### EXERCISE REQUIREMENTS
For each line of the listing that holds "camera", show the full line.

*** MATERIAL FOR THIS EXERCISE Section Begins ***

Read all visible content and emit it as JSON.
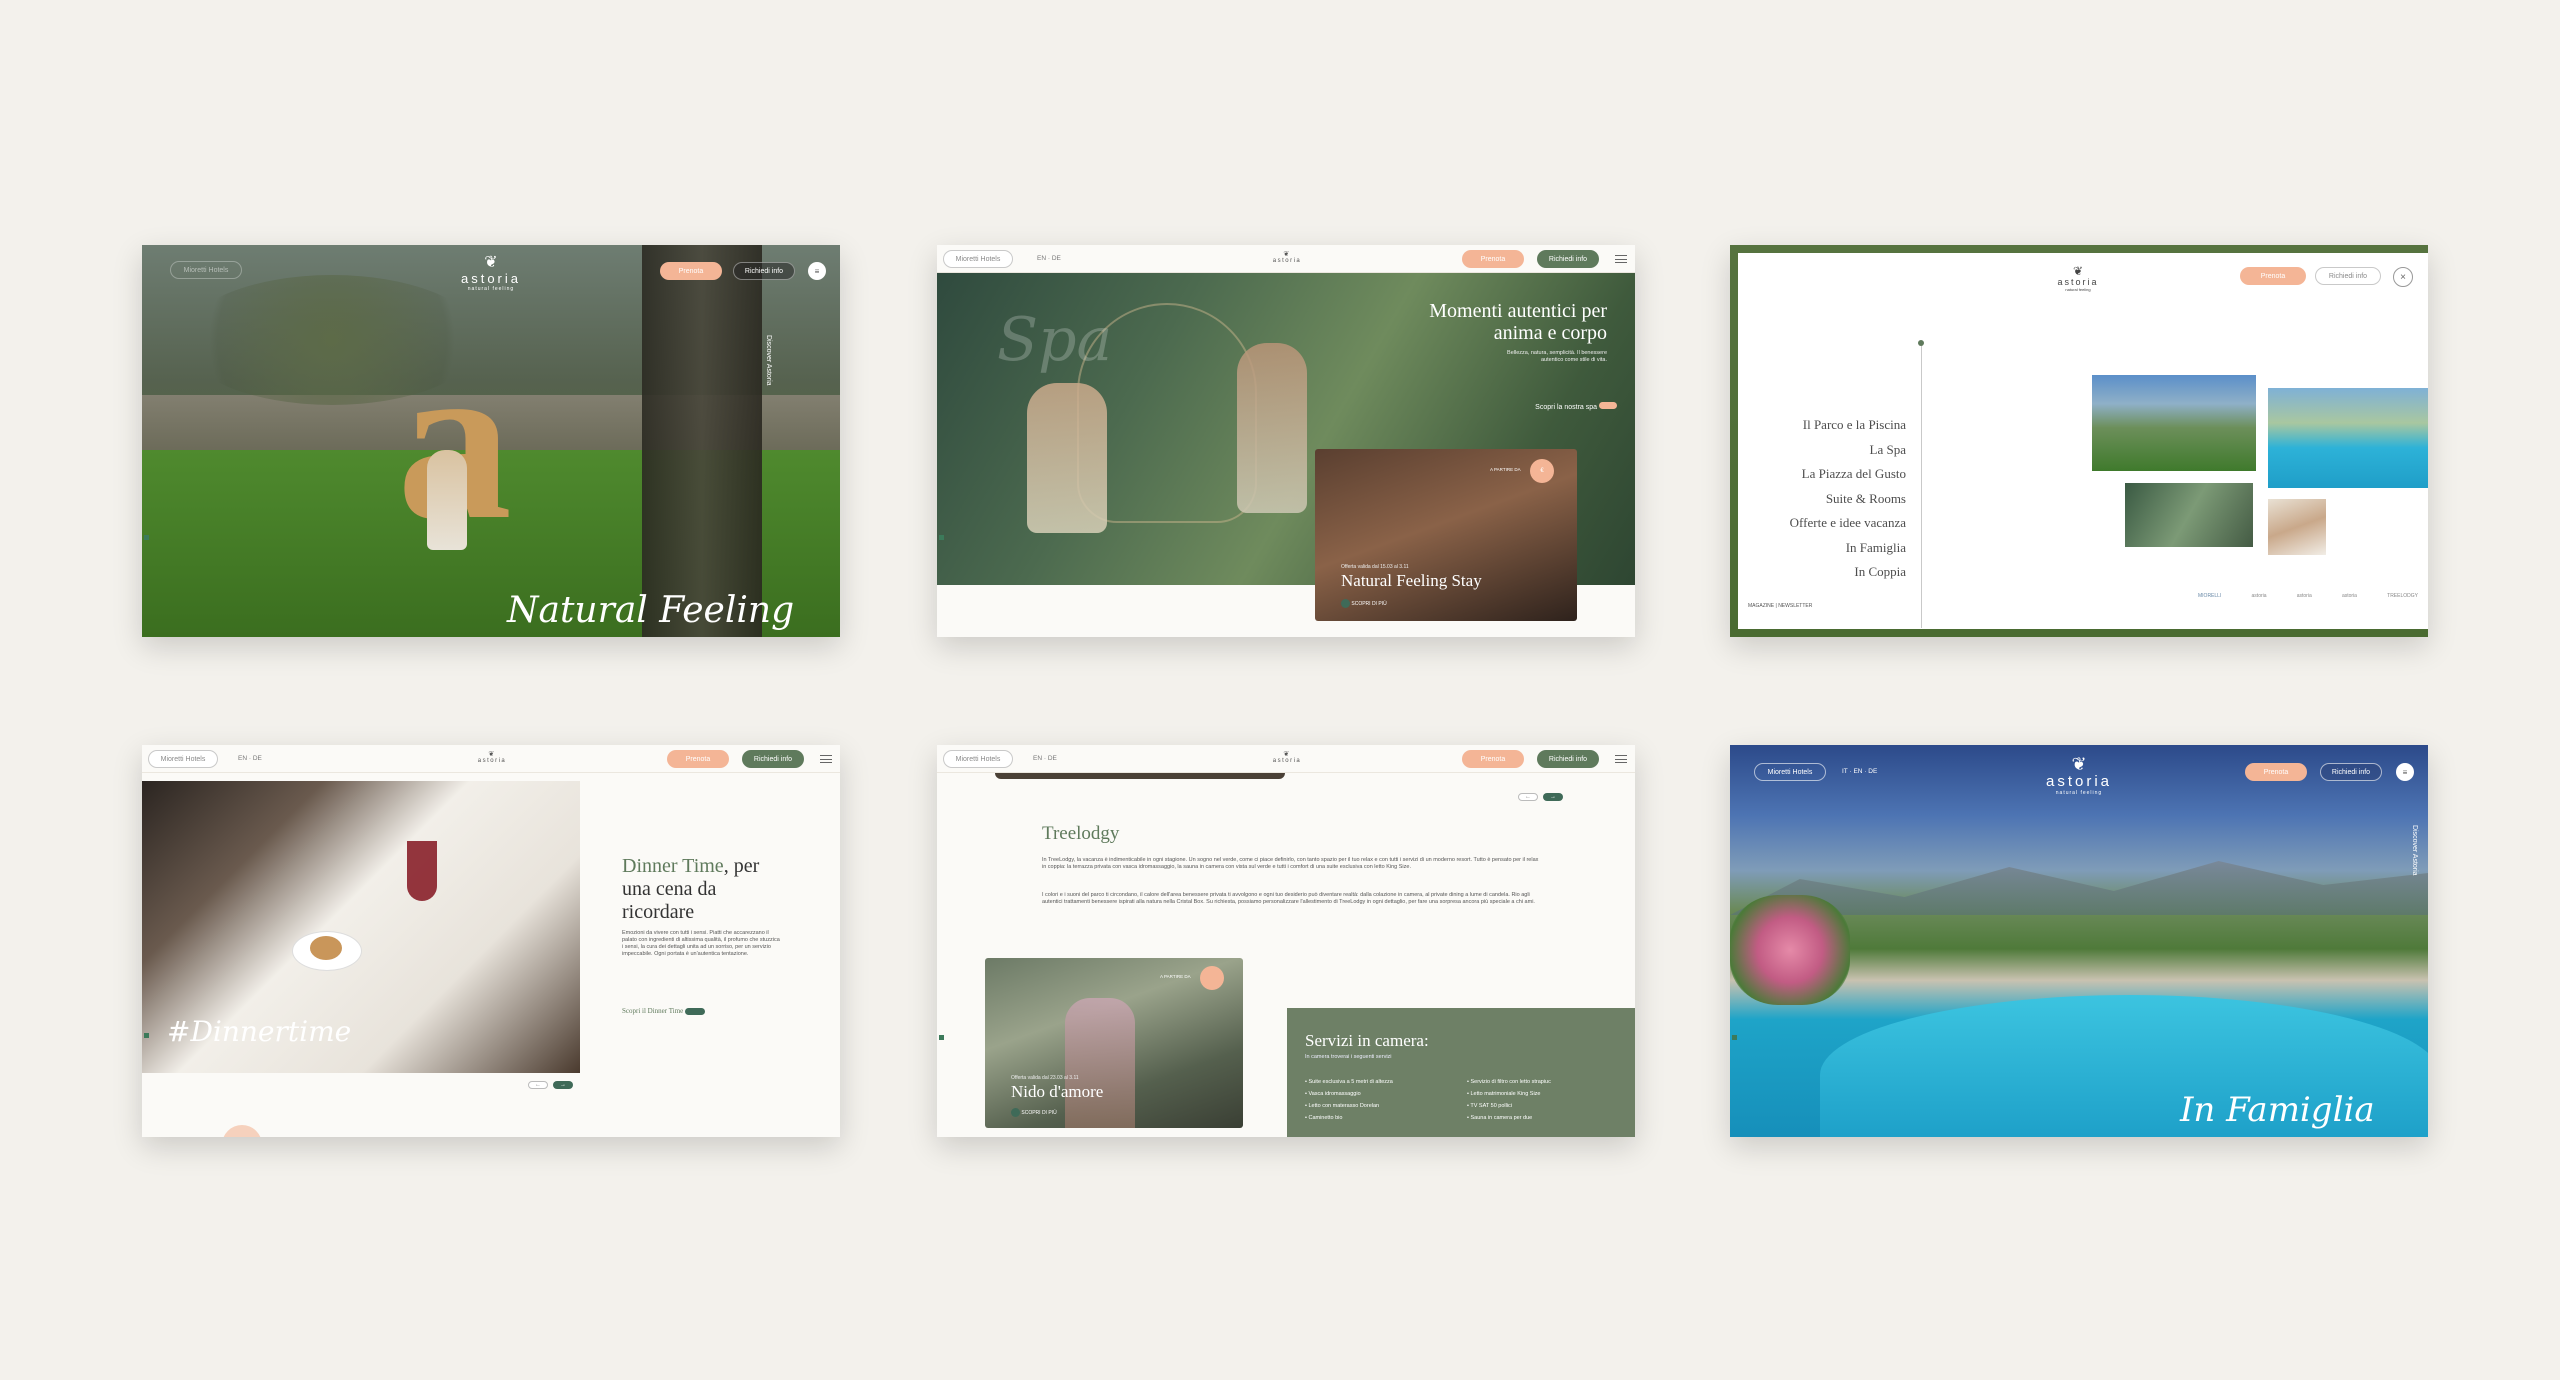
{
  "brand": {
    "name": "astoria",
    "tagline": "natural feeling"
  },
  "colors": {
    "peach": "#f4b596",
    "green": "#5f7a5c",
    "background": "#f3f1ec"
  },
  "nav": {
    "book": "Prenota",
    "info": "Richiedi info",
    "hotels": "Mioretti Hotels",
    "lang_en": "EN",
    "lang_de": "DE",
    "lang_it": "IT",
    "discover": "Discover Astoria"
  },
  "card1": {
    "script": "Natural Feeling"
  },
  "card2": {
    "script": "Spa",
    "title_line1": "Momenti autentici per",
    "title_line2": "anima e corpo",
    "desc": "Bellezza, natura, semplicità. Il benessere autentico come stile di vita.",
    "link": "Scopri la nostra spa",
    "offer_badge": "A PARTIRE DA",
    "offer_price": "€",
    "offer_validity": "Offerta valida dal 15.03 al 3.11",
    "offer_title": "Natural Feeling Stay",
    "offer_more": "SCOPRI DI PIÙ"
  },
  "card3": {
    "menu": [
      "Il Parco e la Piscina",
      "La Spa",
      "La Piazza del Gusto",
      "Suite & Rooms",
      "Offerte e idee vacanza",
      "In Famiglia",
      "In Coppia"
    ],
    "footer_links": "MAGAZINE | NEWSLETTER",
    "partner_logos": [
      "MIORELLI",
      "astoria",
      "astoria",
      "astoria",
      "TREELODGY"
    ]
  },
  "card4": {
    "title_part1": "Dinner Time",
    "title_part2": ", per",
    "title_line2": "una cena da",
    "title_line3": "ricordare",
    "body": "Emozioni da vivere con tutti i sensi. Piatti che accarezzano il palato con ingredienti di altissima qualità, il profumo che stuzzica i sensi, la cura dei dettagli unita ad un sorriso, per un servizio impeccabile. Ogni portata è un'autentica tentazione.",
    "link": "Scopri il Dinner Time",
    "script": "#Dinnertime"
  },
  "card5": {
    "title": "Treelodgy",
    "para1": "In TreeLodgy, la vacanza è indimenticabile in ogni stagione. Un sogno nel verde, come ci piace definirlo, con tanto spazio per il tuo relax e con tutti i servizi di un moderno resort. Tutto è pensato per il relax in coppia: la terrazza privata con vasca idromassaggio, la sauna in camera con vista sul verde e tutti i comfort di una suite esclusiva con letto King Size.",
    "para2": "I colori e i suoni del parco ti circondano, il calore dell'area benessere privata ti avvolgono e ogni tuo desiderio può diventare realtà: dalla colazione in camera, al private dining a lume di candela. Rio agli autentici trattamenti benessere ispirati alla natura nella Cristal Box. Su richiesta, possiamo personalizzare l'allestimento di TreeLodgy in ogni dettaglio, per fare una sorpresa ancora più speciale a chi ami.",
    "offer_badge": "A PARTIRE DA",
    "offer_validity": "Offerta valida dal 23.03 al 3.11",
    "offer_title": "Nido d'amore",
    "offer_more": "SCOPRI DI PIÙ",
    "services_title": "Servizi in camera:",
    "services_sub": "In camera troverai i seguenti servizi",
    "services_left": [
      "Suite esclusiva a 5 metri di altezza",
      "Vasca idromassaggio",
      "Letto con materasso Dorelan",
      "Caminetto bio"
    ],
    "services_right": [
      "Servizio di filtro con letto strapiuc",
      "Letto matrimoniale King Size",
      "TV SAT 50 pollici",
      "Sauna in camera per due"
    ]
  },
  "card6": {
    "script": "In Famiglia"
  }
}
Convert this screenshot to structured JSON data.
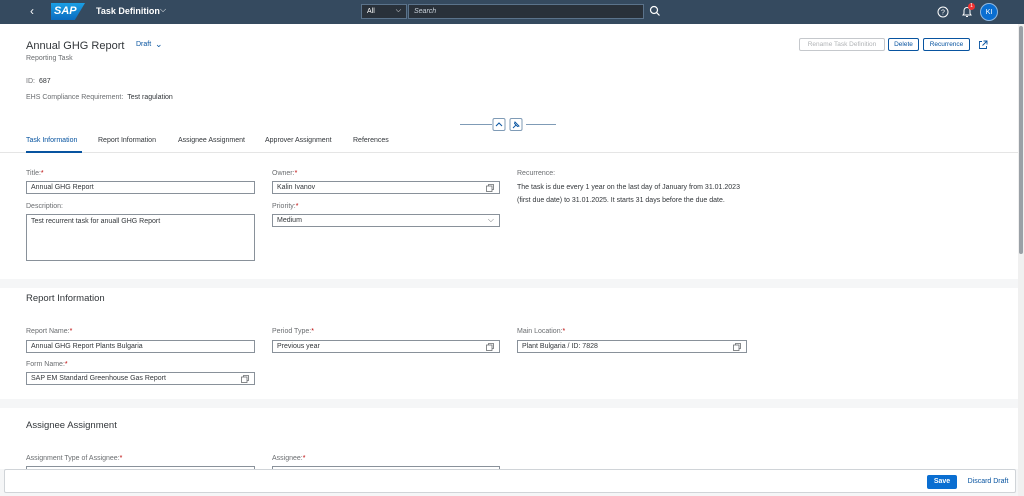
{
  "shell": {
    "app_title": "Task Definition",
    "search_scope": "All",
    "search_placeholder": "Search",
    "notification_count": "1",
    "user_initials": "KI"
  },
  "header": {
    "title": "Annual GHG Report",
    "status": "Draft",
    "subtitle": "Reporting Task",
    "id_label": "ID:",
    "id_value": "687",
    "requirement_label": "EHS Compliance Requirement:",
    "requirement_value": "Test ragulation",
    "buttons": {
      "rename": "Rename Task Definition",
      "delete": "Delete",
      "recurrence": "Recurrence"
    }
  },
  "tabs": [
    "Task Information",
    "Report Information",
    "Assignee Assignment",
    "Approver Assignment",
    "References"
  ],
  "task_info": {
    "title_label": "Title:",
    "title_value": "Annual GHG Report",
    "description_label": "Description:",
    "description_value": "Test recurrent task for anuall GHG Report",
    "owner_label": "Owner:",
    "owner_value": "Kalin Ivanov",
    "priority_label": "Priority:",
    "priority_value": "Medium",
    "recurrence_label": "Recurrence:",
    "recurrence_text": "The task is due every 1 year on the last day of January from 31.01.2023 (first due date) to 31.01.2025. It starts 31 days before the due date."
  },
  "report_info": {
    "section_title": "Report Information",
    "report_name_label": "Report Name:",
    "report_name_value": "Annual GHG Report Plants Bulgaria",
    "period_type_label": "Period Type:",
    "period_type_value": "Previous year",
    "main_location_label": "Main Location:",
    "main_location_value": "Plant Bulgaria / ID: 7828",
    "form_name_label": "Form Name:",
    "form_name_value": "SAP EM Standard Greenhouse Gas Report"
  },
  "assignee": {
    "section_title": "Assignee Assignment",
    "type_label": "Assignment Type of Assignee:",
    "assignee_label": "Assignee:"
  },
  "footer": {
    "save": "Save",
    "discard": "Discard Draft"
  },
  "colors": {
    "shell": "#354a5f",
    "brand_blue": "#0a6ed1",
    "link_blue": "#0854a0",
    "required_red": "#bb0000"
  }
}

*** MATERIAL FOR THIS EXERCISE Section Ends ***

### TASK OUTPUT
    "para1": "In TreeLodgy, la vacanza è indimenticabile in ogni stagione. Un sogno nel verde, come ci piace definirlo, con tanto spazio per il tuo relax e con tutti i servizi di un moderno resort. Tutto è pensato per il relax in coppia: la terrazza privata con vasca idromassaggio, la sauna in camera con vista sul verde e tutti i comfort di una suite esclusiva con letto King Size.",
    "para2": "I colori e i suoni del parco ti circondano, il calore dell'area benessere privata ti avvolgono e ogni tuo desiderio può diventare realtà: dalla colazione in camera, al private dining a lume di candela. Rio agli autentici trattamenti benessere ispirati alla natura nella Cristal Box. Su richiesta, possiamo personalizzare l'allestimento di TreeLodgy in ogni dettaglio, per fare una sorpresa ancora più speciale a chi ami.",
    "services_title": "Servizi in camera:",
    "services_sub": "In camera troverai i seguenti servizi",
      "Sauna in camera per due"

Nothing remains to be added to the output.